DATA UNDER STUDY:

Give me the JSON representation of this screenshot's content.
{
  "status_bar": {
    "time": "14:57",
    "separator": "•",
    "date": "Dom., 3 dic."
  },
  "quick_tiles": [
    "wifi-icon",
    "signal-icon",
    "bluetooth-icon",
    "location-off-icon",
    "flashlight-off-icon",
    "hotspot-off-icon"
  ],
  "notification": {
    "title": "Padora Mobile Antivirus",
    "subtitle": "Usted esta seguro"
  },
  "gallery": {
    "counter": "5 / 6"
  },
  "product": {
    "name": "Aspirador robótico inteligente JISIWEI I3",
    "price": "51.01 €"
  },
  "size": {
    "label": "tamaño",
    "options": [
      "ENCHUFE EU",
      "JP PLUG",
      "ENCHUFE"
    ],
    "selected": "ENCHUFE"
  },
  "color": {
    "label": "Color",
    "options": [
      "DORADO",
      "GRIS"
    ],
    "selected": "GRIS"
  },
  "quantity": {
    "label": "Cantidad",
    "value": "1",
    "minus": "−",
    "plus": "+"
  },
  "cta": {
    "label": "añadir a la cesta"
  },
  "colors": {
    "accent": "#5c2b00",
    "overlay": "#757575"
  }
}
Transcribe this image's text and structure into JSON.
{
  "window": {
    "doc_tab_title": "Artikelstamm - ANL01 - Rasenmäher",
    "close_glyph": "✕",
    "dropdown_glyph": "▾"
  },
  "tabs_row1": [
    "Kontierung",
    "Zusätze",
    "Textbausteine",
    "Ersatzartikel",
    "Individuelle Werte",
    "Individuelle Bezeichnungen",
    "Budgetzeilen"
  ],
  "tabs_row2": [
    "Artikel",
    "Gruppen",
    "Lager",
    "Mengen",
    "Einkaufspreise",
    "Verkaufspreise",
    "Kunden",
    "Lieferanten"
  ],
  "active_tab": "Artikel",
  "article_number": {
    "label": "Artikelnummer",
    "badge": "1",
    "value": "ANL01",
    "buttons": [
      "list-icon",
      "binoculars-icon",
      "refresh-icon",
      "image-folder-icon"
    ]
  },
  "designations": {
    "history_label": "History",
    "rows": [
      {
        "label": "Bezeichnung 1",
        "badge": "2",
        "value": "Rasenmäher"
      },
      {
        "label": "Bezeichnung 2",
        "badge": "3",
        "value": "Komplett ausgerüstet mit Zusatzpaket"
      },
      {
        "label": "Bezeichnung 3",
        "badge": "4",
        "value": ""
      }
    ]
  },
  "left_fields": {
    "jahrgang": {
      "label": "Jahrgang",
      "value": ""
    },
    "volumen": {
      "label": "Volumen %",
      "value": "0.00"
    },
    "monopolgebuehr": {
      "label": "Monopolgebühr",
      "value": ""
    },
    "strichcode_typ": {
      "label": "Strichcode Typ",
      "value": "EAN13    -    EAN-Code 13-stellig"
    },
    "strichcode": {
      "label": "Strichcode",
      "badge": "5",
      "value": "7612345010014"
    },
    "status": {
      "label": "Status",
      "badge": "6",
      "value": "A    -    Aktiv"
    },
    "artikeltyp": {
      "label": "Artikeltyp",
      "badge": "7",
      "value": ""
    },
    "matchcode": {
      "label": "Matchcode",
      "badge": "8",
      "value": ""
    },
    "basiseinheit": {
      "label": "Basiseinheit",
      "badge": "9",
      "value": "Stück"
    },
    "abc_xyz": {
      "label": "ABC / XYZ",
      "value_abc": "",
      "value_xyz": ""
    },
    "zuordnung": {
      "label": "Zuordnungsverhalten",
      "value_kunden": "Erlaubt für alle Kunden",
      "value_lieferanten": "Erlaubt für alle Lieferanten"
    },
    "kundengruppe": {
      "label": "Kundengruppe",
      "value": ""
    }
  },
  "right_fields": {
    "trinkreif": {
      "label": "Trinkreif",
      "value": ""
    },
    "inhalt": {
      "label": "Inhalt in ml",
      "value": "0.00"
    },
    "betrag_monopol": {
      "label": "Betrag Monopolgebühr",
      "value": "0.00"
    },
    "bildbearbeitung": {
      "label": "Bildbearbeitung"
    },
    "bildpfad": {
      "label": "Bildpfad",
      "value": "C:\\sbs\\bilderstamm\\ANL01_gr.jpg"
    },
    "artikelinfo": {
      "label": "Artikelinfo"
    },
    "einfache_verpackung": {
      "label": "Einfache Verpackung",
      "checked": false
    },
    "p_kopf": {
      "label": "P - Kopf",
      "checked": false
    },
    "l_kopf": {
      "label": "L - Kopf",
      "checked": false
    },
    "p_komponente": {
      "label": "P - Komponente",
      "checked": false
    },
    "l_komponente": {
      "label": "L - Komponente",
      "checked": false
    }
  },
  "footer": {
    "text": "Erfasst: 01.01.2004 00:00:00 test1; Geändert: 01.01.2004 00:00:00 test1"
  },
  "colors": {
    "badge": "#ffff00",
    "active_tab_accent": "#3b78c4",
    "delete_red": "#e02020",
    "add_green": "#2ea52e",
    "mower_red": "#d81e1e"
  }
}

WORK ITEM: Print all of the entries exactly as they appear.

RESPONSE FOR THIS EXERCISE:
Give me the JSON representation of this screenshot's content.
{
  "status_bar": {
    "time": "14:57",
    "separator": "•",
    "date": "Dom., 3 dic."
  },
  "quick_tiles": [
    "wifi-icon",
    "signal-icon",
    "bluetooth-icon",
    "location-off-icon",
    "flashlight-off-icon",
    "hotspot-off-icon"
  ],
  "notification": {
    "title": "Padora Mobile Antivirus",
    "subtitle": "Usted esta seguro"
  },
  "gallery": {
    "counter": "5 / 6"
  },
  "product": {
    "name": "Aspirador robótico inteligente JISIWEI I3",
    "price": "51.01 €"
  },
  "size": {
    "label": "tamaño",
    "options": [
      "ENCHUFE EU",
      "JP PLUG",
      "ENCHUFE"
    ],
    "selected": "ENCHUFE"
  },
  "color": {
    "label": "Color",
    "options": [
      "DORADO",
      "GRIS"
    ],
    "selected": "GRIS"
  },
  "quantity": {
    "label": "Cantidad",
    "value": "1",
    "minus": "−",
    "plus": "+"
  },
  "cta": {
    "label": "añadir a la cesta"
  },
  "colors": {
    "accent": "#5c2b00",
    "overlay": "#757575"
  }
}
Transcribe this image's text and structure into JSON.
{
  "window": {
    "doc_tab_title": "Artikelstamm - ANL01 - Rasenmäher",
    "close_glyph": "✕",
    "dropdown_glyph": "▾"
  },
  "tabs_row1": [
    "Kontierung",
    "Zusätze",
    "Textbausteine",
    "Ersatzartikel",
    "Individuelle Werte",
    "Individuelle Bezeichnungen",
    "Budgetzeilen"
  ],
  "tabs_row2": [
    "Artikel",
    "Gruppen",
    "Lager",
    "Mengen",
    "Einkaufspreise",
    "Verkaufspreise",
    "Kunden",
    "Lieferanten"
  ],
  "active_tab": "Artikel",
  "article_number": {
    "label": "Artikelnummer",
    "badge": "1",
    "value": "ANL01",
    "buttons": [
      "list-icon",
      "binoculars-icon",
      "refresh-icon",
      "image-folder-icon"
    ]
  },
  "designations": {
    "history_label": "History",
    "rows": [
      {
        "label": "Bezeichnung 1",
        "badge": "2",
        "value": "Rasenmäher"
      },
      {
        "label": "Bezeichnung 2",
        "badge": "3",
        "value": "Komplett ausgerüstet mit Zusatzpaket"
      },
      {
        "label": "Bezeichnung 3",
        "badge": "4",
        "value": ""
      }
    ]
  },
  "left_fields": {
    "jahrgang": {
      "label": "Jahrgang",
      "value": ""
    },
    "volumen": {
      "label": "Volumen %",
      "value": "0.00"
    },
    "monopolgebuehr": {
      "label": "Monopolgebühr",
      "value": ""
    },
    "strichcode_typ": {
      "label": "Strichcode Typ",
      "value": "EAN13    -    EAN-Code 13-stellig"
    },
    "strichcode": {
      "label": "Strichcode",
      "badge": "5",
      "value": "7612345010014"
    },
    "status": {
      "label": "Status",
      "badge": "6",
      "value": "A    -    Aktiv"
    },
    "artikeltyp": {
      "label": "Artikeltyp",
      "badge": "7",
      "value": ""
    },
    "matchcode": {
      "label": "Matchcode",
      "badge": "8",
      "value": ""
    },
    "basiseinheit": {
      "label": "Basiseinheit",
      "badge": "9",
      "value": "Stück"
    },
    "abc_xyz": {
      "label": "ABC / XYZ",
      "value_abc": "",
      "value_xyz": ""
    },
    "zuordnung": {
      "label": "Zuordnungsverhalten",
      "value_kunden": "Erlaubt für alle Kunden",
      "value_lieferanten": "Erlaubt für alle Lieferanten"
    },
    "kundengruppe": {
      "label": "Kundengruppe",
      "value": ""
    }
  },
  "right_fields": {
    "trinkreif": {
      "label": "Trinkreif",
      "value": ""
    },
    "inhalt": {
      "label": "Inhalt in ml",
      "value": "0.00"
    },
    "betrag_monopol": {
      "label": "Betrag Monopolgebühr",
      "value": "0.00"
    },
    "bildbearbeitung": {
      "label": "Bildbearbeitung"
    },
    "bildpfad": {
      "label": "Bildpfad",
      "value": "C:\\sbs\\bilderstamm\\ANL01_gr.jpg"
    },
    "artikelinfo": {
      "label": "Artikelinfo"
    },
    "einfache_verpackung": {
      "label": "Einfache Verpackung",
      "checked": false
    },
    "p_kopf": {
      "label": "P - Kopf",
      "checked": false
    },
    "l_kopf": {
      "label": "L - Kopf",
      "checked": false
    },
    "p_komponente": {
      "label": "P - Komponente",
      "checked": false
    },
    "l_komponente": {
      "label": "L - Komponente",
      "checked": false
    }
  },
  "footer": {
    "text": "Erfasst: 01.01.2004 00:00:00 test1; Geändert: 01.01.2004 00:00:00 test1"
  },
  "colors": {
    "badge": "#ffff00",
    "active_tab_accent": "#3b78c4",
    "delete_red": "#e02020",
    "add_green": "#2ea52e",
    "mower_red": "#d81e1e"
  }
}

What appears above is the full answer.